As the Asian Development Bank (ADB) finalises a review of its energy policy for the first time in a decade, sources say Australian officials are pushing back against proposed exclusions on financing new coal projects and minor exclusions on gas.
The ADB is the second largest multilateral institution funding fossil fuels in Asia. Australia has notable influence on the governance and operations of the Bank as the fifth largest shareholder, after Japan, the United States, China, and India, and fourth in terms of its voting power.
35 civil society organisations have written an open letter to the Australian Government urging it to support the ADB’s transition away from financing and supporting fossil fuel projects to align with the goals of the Paris Agreement.
Katherine Tu, Head of Campaigns and Policy at ActionAid Australia said the global women’s rights organisation is deeply concerned about reports that Australia is trying to undermine the multilateral bank’s energy policy negotiations while publicly spruiking Australia’s renewable energy credentials.
“Australia’s position is out of step with the global consensus on the need for urgent climate action.

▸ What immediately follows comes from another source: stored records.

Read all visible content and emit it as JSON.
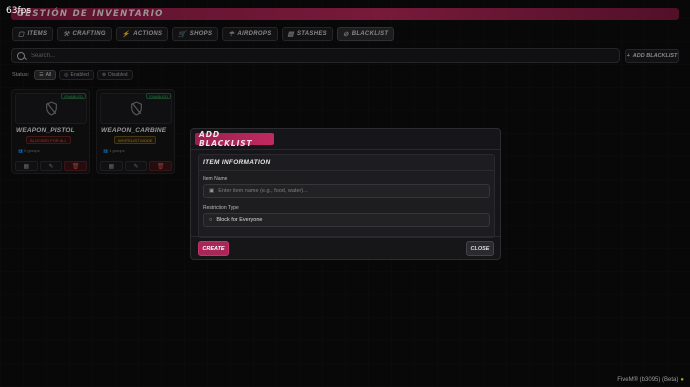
{
  "overlay_fps": "63fps",
  "app": {
    "title": "GESTIÓN DE INVENTARIO"
  },
  "tabs": [
    {
      "label": "ITEMS",
      "icon": "box-icon",
      "glyph": "▢"
    },
    {
      "label": "CRAFTING",
      "icon": "hammer-icon",
      "glyph": "⚒"
    },
    {
      "label": "ACTIONS",
      "icon": "bolt-icon",
      "glyph": "⚡"
    },
    {
      "label": "SHOPS",
      "icon": "cart-icon",
      "glyph": "🛒"
    },
    {
      "label": "AIRDROPS",
      "icon": "parachute-icon",
      "glyph": "☂"
    },
    {
      "label": "STASHES",
      "icon": "archive-icon",
      "glyph": "▤"
    },
    {
      "label": "BLACKLIST",
      "icon": "ban-icon",
      "glyph": "⊘",
      "active": true
    }
  ],
  "search": {
    "placeholder": "Search..."
  },
  "add_button": {
    "label": "ADD BLACKLIST"
  },
  "status_filter": {
    "label": "Status:",
    "options": [
      {
        "label": "All",
        "active": true
      },
      {
        "label": "Enabled"
      },
      {
        "label": "Disabled"
      }
    ]
  },
  "items": [
    {
      "name": "WEAPON_PISTOL",
      "badge": "ENABLED",
      "restriction": "BLOCKED FOR ALL",
      "restriction_color": "#e05555",
      "groups": "0 groups"
    },
    {
      "name": "WEAPON_CARBINE",
      "badge": "ENABLED",
      "restriction": "WHITELIST MODE",
      "restriction_color": "#d8a93a",
      "groups": "1 groups"
    }
  ],
  "modal": {
    "title": "ADD BLACKLIST",
    "section_title": "ITEM INFORMATION",
    "item_name_label": "Item Name",
    "item_name_placeholder": "Enter item name (e.g., food, water)...",
    "restriction_label": "Restriction Type",
    "restriction_value": "Block for Everyone",
    "create_label": "CREATE",
    "close_label": "CLOSE"
  },
  "watermark": "FiveM® (b3095) (Beta)",
  "colors": {
    "accent": "#a82658",
    "enabled": "#3fb76a",
    "danger": "#d85a5a"
  }
}
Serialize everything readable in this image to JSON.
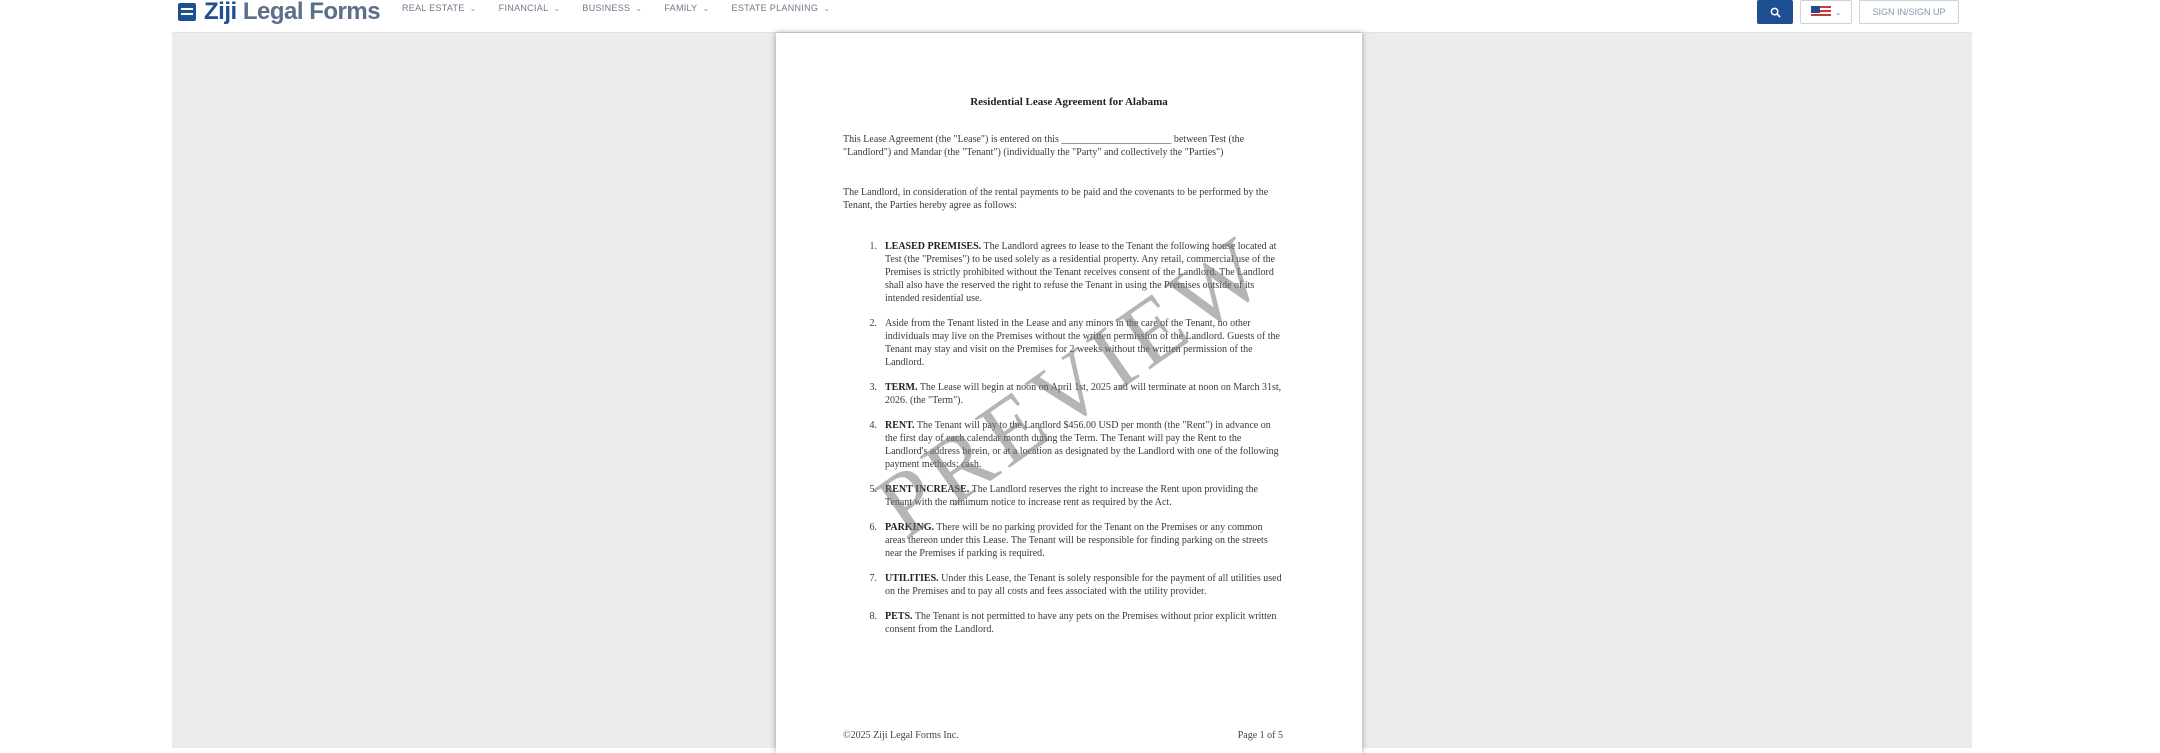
{
  "header": {
    "logo_bold": "Ziji",
    "logo_rest": " Legal Forms",
    "nav": [
      "REAL ESTATE",
      "FINANCIAL",
      "BUSINESS",
      "FAMILY",
      "ESTATE PLANNING"
    ],
    "signin": "SIGN IN/SIGN UP",
    "icons": {
      "search": "search-icon",
      "flag": "us-flag-icon"
    },
    "brand_color": "#1f4f93"
  },
  "document": {
    "title": "Residential Lease Agreement for Alabama",
    "intro": "This Lease Agreement (the \"Lease\") is entered on this ______________________ between Test (the \"Landlord\") and Mandar (the \"Tenant\") (individually the \"Party\" and collectively the \"Parties\")",
    "preamble": "The Landlord, in consideration of the rental payments to be paid and the covenants to be performed by the Tenant, the Parties hereby agree as follows:",
    "clauses": [
      {
        "num": "1.",
        "heading": "LEASED PREMISES.",
        "text": " The Landlord agrees to lease to the Tenant the following house located at Test (the \"Premises\") to be used solely as a residential property.  Any retail, commercial use of the Premises is strictly prohibited without the Tenant receives consent of the Landlord. The Landlord shall also have the reserved the right to refuse the Tenant in using the Premises outside of its intended residential use."
      },
      {
        "num": "2.",
        "heading": "",
        "text": "Aside from the Tenant listed in the Lease and any minors in the care of the Tenant, no other individuals may live on the Premises without the written permission of the Landlord.  Guests of the Tenant may stay and visit on the Premises for 2 weeks without the written permission of the Landlord."
      },
      {
        "num": "3.",
        "heading": "TERM.",
        "text": " The Lease will begin at noon on April 1st, 2025 and will terminate at noon on March 31st, 2026. (the \"Term\")."
      },
      {
        "num": "4.",
        "heading": "RENT.",
        "text": " The Tenant will pay to the Landlord $456.00 USD per month (the \"Rent\") in advance on the first day of each calendar month during the Term.  The Tenant will pay the Rent to the Landlord's address herein, or at a location as designated by the Landlord with one of the following payment methods: cash."
      },
      {
        "num": "5.",
        "heading": "RENT INCREASE.",
        "text": " The Landlord reserves the right to increase the Rent upon providing the Tenant with the minimum notice to increase rent as required by the Act."
      },
      {
        "num": "6.",
        "heading": "PARKING.",
        "text": " There will be no parking provided for the Tenant on the Premises or any common areas thereon under this Lease.  The Tenant will be responsible for finding parking on the streets near the Premises if parking is required."
      },
      {
        "num": "7.",
        "heading": "UTILITIES.",
        "text": " Under this Lease, the Tenant is solely responsible for the payment of all utilities used on the Premises and to pay all costs and fees associated with the utility provider."
      },
      {
        "num": "8.",
        "heading": "PETS.",
        "text": " The Tenant is not permitted to have any pets on the Premises without prior explicit written consent from the Landlord."
      }
    ],
    "watermark": "PREVIEW",
    "footer_left": "©2025 Ziji Legal Forms Inc.",
    "footer_right": "Page 1 of 5"
  }
}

Australia should be supporting, not blocking, any positive steps the Asian Development Bank is taking to rule out support for fossil fuels,” Tu said.

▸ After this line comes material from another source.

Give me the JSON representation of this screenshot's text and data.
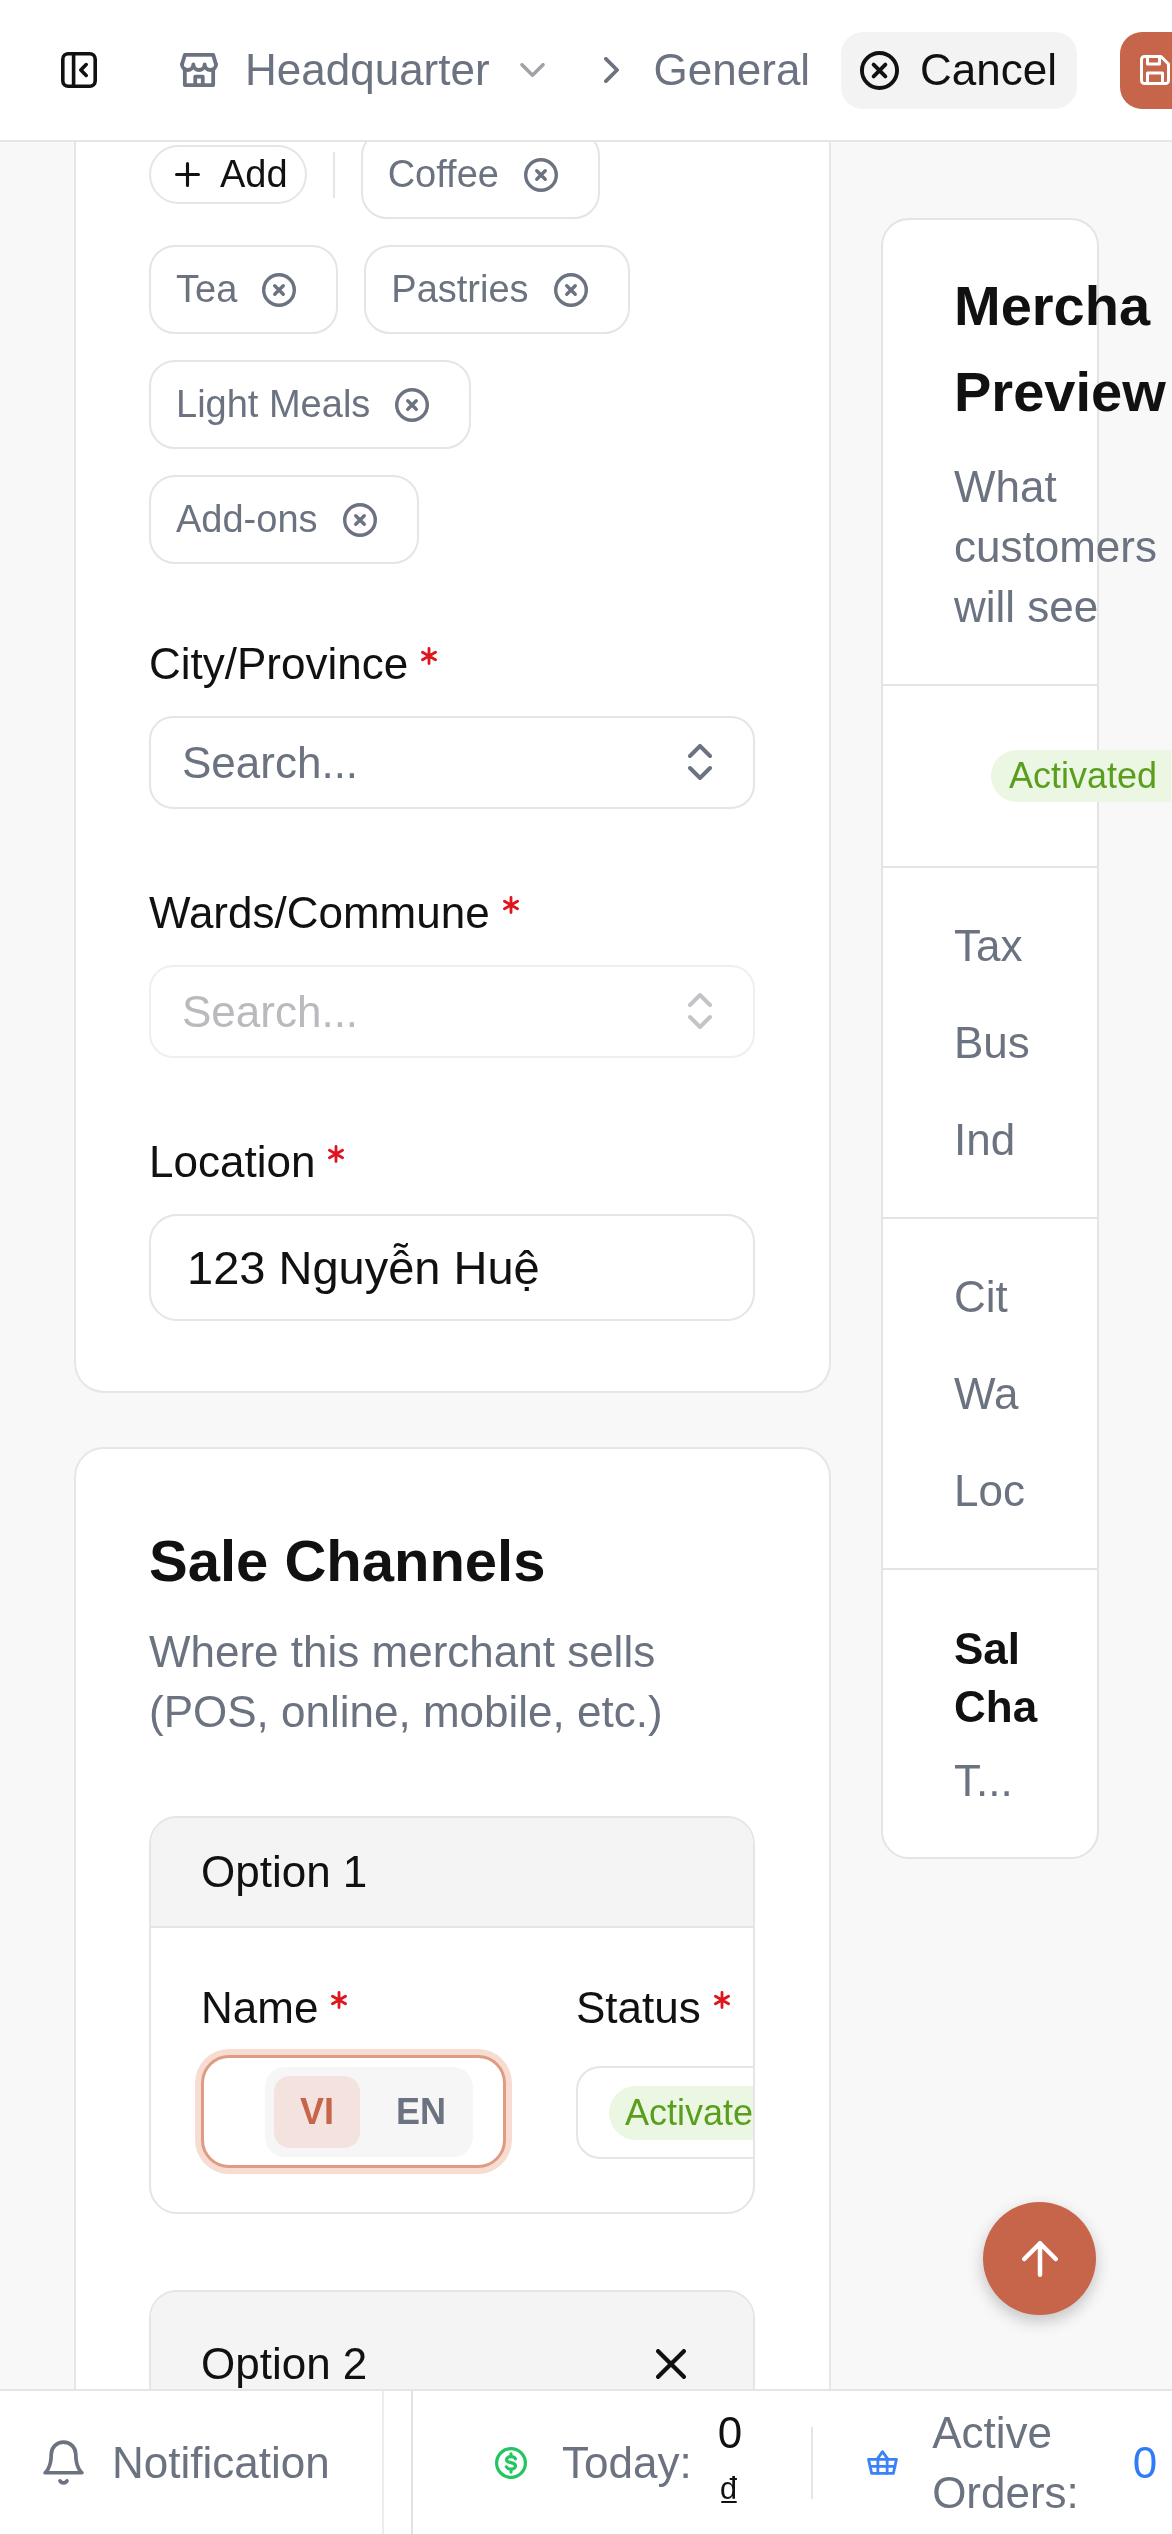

“Globally, governments and institutions are making strong commitments to cease the financing and support of fossil fuel related projects abroad – the US, UK, and EU have committed to do this. China recently announced it would end support for all new coal projects overseas. The European Investment Bank will also stop funding all coal, oil, and gas projects by the end of 2021. Australia must step up and join this global leadership.

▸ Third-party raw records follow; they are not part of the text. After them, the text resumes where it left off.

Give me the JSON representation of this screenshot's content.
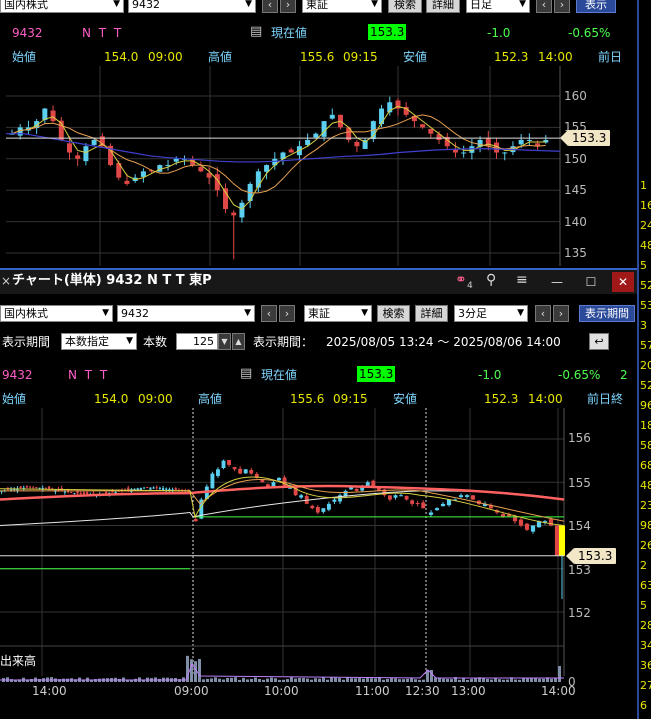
{
  "top": {
    "market_select": "国内株式",
    "code_field": "9432",
    "exchange_select": "東証",
    "search_button": "検索",
    "detail_button": "詳細",
    "period_select": "日足",
    "display_button": "表示",
    "code": "9432",
    "name": "N T T",
    "current_label": "現在値",
    "price": "153.3",
    "change": "-1.0",
    "change_pct": "-0.65%",
    "open_label": "始値",
    "open_value": "154.0",
    "open_time": "09:00",
    "high_label": "高値",
    "high_value": "155.6",
    "high_time": "09:15",
    "low_label": "安値",
    "low_value": "152.3",
    "low_time": "14:00",
    "prev_label": "前日",
    "price_tag": "153.3",
    "y_ticks": [
      "160",
      "155",
      "150",
      "145",
      "140",
      "135"
    ]
  },
  "window": {
    "title": "チャート(単体) 9432 N T T 東P",
    "link_badge": "4"
  },
  "bottom": {
    "market_select": "国内株式",
    "code_field": "9432",
    "exchange_select": "東証",
    "search_button": "検索",
    "detail_button": "詳細",
    "period_select": "3分足",
    "display_button": "表示期間",
    "period_label": "表示期間",
    "mode_select": "本数指定",
    "count_label": "本数",
    "count_value": "125",
    "range_label": "表示期間：",
    "range_value": "2025/08/05 13:24 ～ 2025/08/06 14:00",
    "code": "9432",
    "name": "N T T",
    "current_label": "現在値",
    "price": "153.3",
    "change": "-1.0",
    "change_pct": "-0.65%",
    "extra": "2",
    "open_label": "始値",
    "open_value": "154.0",
    "open_time": "09:00",
    "high_label": "高値",
    "high_value": "155.6",
    "high_time": "09:15",
    "low_label": "安値",
    "low_value": "152.3",
    "low_time": "14:00",
    "prev_label": "前日終",
    "price_tag": "153.3",
    "volume_label": "出来高",
    "volume_zero": "0",
    "y_ticks": [
      "156",
      "155",
      "154",
      "153",
      "152"
    ],
    "x_ticks": [
      "14:00",
      "09:00",
      "10:00",
      "11:00",
      "12:30",
      "13:00",
      "14:00"
    ]
  },
  "right_column": [
    "1",
    "16",
    "24",
    "48",
    "5",
    "52",
    "53",
    "3",
    "57",
    "20",
    "52",
    "96",
    "18",
    "58",
    "68",
    "48",
    "23",
    "98",
    "26",
    "2",
    "63",
    "5",
    "28",
    "34",
    "36",
    "27",
    "6"
  ],
  "colors": {
    "up": "#5bd0f0",
    "down": "#e04848",
    "ma_fast": "#e8a050",
    "ma_mid": "#d8d040",
    "ma_slow": "#4040d0",
    "ma_white": "#e8e8e8",
    "vwap": "#ff6060",
    "green_line": "#40ff40",
    "current_bar": "#ffff00",
    "accent": "#00ff00"
  }
}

“The burning of fossil fuels is driving more extreme weather events like bushfires and floods. Women are being disproportionately impacted from these crises, which are deepening poverty and existing inequalities.”
Dina Hopstad Rui, Campaigns Director at Jubilee Australia, said Australia’s actions contradict its promises to tackle climate change.
“From responding to the COVID-19 pandemic with a gas-led recovery to excluding climate commitments from trade deals – Australia is not the climate leader it claims to be,” Rui said.
“Blocking climate action at the ADB is yet another way the Australian government is undermining the urgent transition away from fossil fuels, which is needed to avoid the worst impacts of the climate crisis.”
For more information and interviews, contact Liz Pick at [email protected], Media & Communications Manager, ActionAid Australia, or Dina Hopstad Rui, Campaigns Director, Jubilee Australia at dina @jubileeaustralia.org.
- The ADB is in the process of finalising its new energy policy, which will be considered by its Board during October, and voted on by 20 October 2021.
The bank has spent approximately $10 billion on fossil fuel projects since its last energy policy was released in 2009, and over $4.7 billion on gas since the adoption of the 2015 Paris Agreement.
By the end of 2020, Australia had provided $8.85 billion in capital subscriptions to the multilateral development bank.
Over 30 civil society organisations from the aid and development, human rights, and environment sector including unions have signed the letter to the Australian Government. Signatories include ActionAid Australia, Jubilee Australia, Oxfam, the Australian Conservation Foundation, Save the Children, Plan International Australia, Greenpeace Asia-Pacific, Doctors for the Environment, Union Aid Abroad-APHEDA, and 350.org